At first glance, the idea of Swift writing an editorial for the WSJ is innately amusing.

At least for me, and my late-teen and nearing the end of college group of friends, Swift’s opinions typically promote mockery. The overemotional “pity me” and “boys suck” themes ran their course in high school. Now, when Taylor Swift-related news crosses my path, my eyes roll.

I was surprised to find her op-ed fairly impressive and well-written. Despite her usual carping and petty standpoints, Taylor took an optimistic and intelligent view in the article. She wrote about the progressive direction of the music industry.  She filled her writing with LSAT-worthy arguments.

The article made it clear that Taylor isn't quite “legally blonde.”  Taylor reached her conclusions a little too quickly, and the errors in her reasoning were too broad to be ignored. Predictably, she introduced a typical Taylor Swift melodramatic feature to the argument, and thus rendered her claims inadequate.

Taylor started her op-ed by warning the reader to beware of her eager, positive view: “Before I tell you my thoughts on the matter, you should know that you're reading the opinion of an enthusiastic optimist: one of the few living souls in the music industry who still believes that the music industry is not dying…it's just coming alive.”

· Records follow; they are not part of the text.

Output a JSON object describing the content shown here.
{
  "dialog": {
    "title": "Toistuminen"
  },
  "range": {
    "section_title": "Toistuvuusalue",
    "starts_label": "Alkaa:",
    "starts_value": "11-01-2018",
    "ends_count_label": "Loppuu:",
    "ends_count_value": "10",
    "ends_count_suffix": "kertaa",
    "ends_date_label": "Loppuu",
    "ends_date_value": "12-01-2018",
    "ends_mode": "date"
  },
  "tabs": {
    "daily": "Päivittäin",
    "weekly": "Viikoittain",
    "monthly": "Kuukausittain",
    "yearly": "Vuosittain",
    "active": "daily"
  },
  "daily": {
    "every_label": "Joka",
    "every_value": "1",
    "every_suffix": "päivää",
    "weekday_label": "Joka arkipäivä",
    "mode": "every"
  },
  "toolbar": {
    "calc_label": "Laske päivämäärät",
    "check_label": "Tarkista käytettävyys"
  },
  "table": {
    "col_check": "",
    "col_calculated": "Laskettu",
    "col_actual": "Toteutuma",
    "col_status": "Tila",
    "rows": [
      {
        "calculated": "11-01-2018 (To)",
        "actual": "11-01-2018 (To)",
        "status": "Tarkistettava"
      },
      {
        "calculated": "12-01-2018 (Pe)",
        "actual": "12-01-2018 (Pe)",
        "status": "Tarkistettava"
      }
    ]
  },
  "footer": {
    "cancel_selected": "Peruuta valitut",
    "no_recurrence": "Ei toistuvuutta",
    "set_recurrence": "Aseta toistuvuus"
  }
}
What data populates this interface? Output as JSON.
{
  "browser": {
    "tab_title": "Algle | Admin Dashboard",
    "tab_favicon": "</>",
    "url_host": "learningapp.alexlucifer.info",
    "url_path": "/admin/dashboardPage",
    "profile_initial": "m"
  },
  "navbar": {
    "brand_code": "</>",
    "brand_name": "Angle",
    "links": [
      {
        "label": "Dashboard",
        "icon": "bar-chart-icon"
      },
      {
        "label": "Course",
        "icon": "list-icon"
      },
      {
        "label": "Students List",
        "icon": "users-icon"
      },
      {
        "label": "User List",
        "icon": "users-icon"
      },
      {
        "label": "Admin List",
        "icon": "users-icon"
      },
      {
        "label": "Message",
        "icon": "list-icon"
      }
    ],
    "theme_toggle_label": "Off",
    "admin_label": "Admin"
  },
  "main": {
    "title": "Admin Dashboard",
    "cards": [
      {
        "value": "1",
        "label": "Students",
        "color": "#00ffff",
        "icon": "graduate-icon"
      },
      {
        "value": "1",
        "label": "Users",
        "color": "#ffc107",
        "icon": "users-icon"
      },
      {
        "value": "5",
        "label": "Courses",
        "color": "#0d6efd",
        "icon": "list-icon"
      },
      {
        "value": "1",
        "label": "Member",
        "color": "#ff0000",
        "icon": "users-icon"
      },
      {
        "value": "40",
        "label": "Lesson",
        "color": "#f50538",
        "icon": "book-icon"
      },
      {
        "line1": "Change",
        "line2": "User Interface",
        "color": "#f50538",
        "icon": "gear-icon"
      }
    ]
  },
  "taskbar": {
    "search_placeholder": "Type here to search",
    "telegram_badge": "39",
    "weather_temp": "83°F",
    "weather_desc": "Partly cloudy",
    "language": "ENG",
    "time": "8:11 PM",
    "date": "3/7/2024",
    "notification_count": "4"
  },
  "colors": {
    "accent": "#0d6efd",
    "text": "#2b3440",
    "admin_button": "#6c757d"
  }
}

Well, at least for me, this is the first time I've ever seen the phrase “enthusiastic optimist” anywhere near a reference to Taylor Swift. Her past opinions centered on relationship cynicism; she detoured radically here. The article was dripping with irony mid-first sentence.

Photo by Ethan Miller/Getty Images
Taylor tried to take a businesslike and level-headed approach to lead off her article. She claimed, “Music is art, and art is important and rare. Important, rare things are valuable. Valuable things should be paid for.”

Her stance was fairly straightforward. As I train for law school, I've learned that “if a, then b, if b then c, therefore if a then c.” Taylor’s argument is logically sound.

 But her argument quickly lost its sure footing.

In mentioning album sales, she wrote, “I'd like to point out that people are still buying albums, but now they're buying just a few of them. They are buying only the ones that hit them like an arrow through the heart or have made them feel strong or allowed them to feel like they really aren't alone in feeling so alone.”

Now there’s the Taylor Swift every young teenage girl knows too well! She wouldn't be her notoriously sappy, love stricken self without vivid imagery like “arrow through the heart.”

As a newly minted future future lawyer, I’ll point out what makes this so “flawed.” First of all, too extreme fits her flying arrow metaphor almost perfectly. Sure, I've purchased a few albums that really meant something to me. But, I've also thrown a CD or two into my shopping cart out of sheer spontaneity.

Overlooked possibilities could also discredit Taylor’s claim. I’m not sure if I'd ever think of my newly-acquired Frozen soundtrack as overwhelmingly “arrow-piercing,” and I feel quite confident vouching for my roommate that her new NOW 50 CD doesn't go much deeper than providing a variety of enjoyable car jams. These possibilities certainly don’t align with “feel[ing] like they really aren't alone in feeling so alone.”

It’s not wrong to label all music poetic and artistic, like Taylor does. After all, she’s writing an op-ed here, and is perfectly entitled to her own opinion. But just because the music itself might be meaningful and profound, that doesn't make the consumer’s reason for buying the music meaningful and profound. It’s a clear case of mismatched concepts, and an obvious wrong answer on the LSAT.

Monday, July 7, 2014

22 Jump Street

In Episode 133, Germar reviews 22 Jump Street! NO SPOILERS HERE. But first, crazy white friends got
Germar to rock climb, for the first time, with a sprained knee. What could go wrong? Also, living with co-workers and when does hard work and competence pay off?

Thursday, July 3, 2014

True Blood: I Found You

In Episode 132, Germar recaps the most recent episode of True Blood. But first, hear all about LA-based life and love. This is a good one. It's definitely the best podcast ever recorded, while recovering from the flu.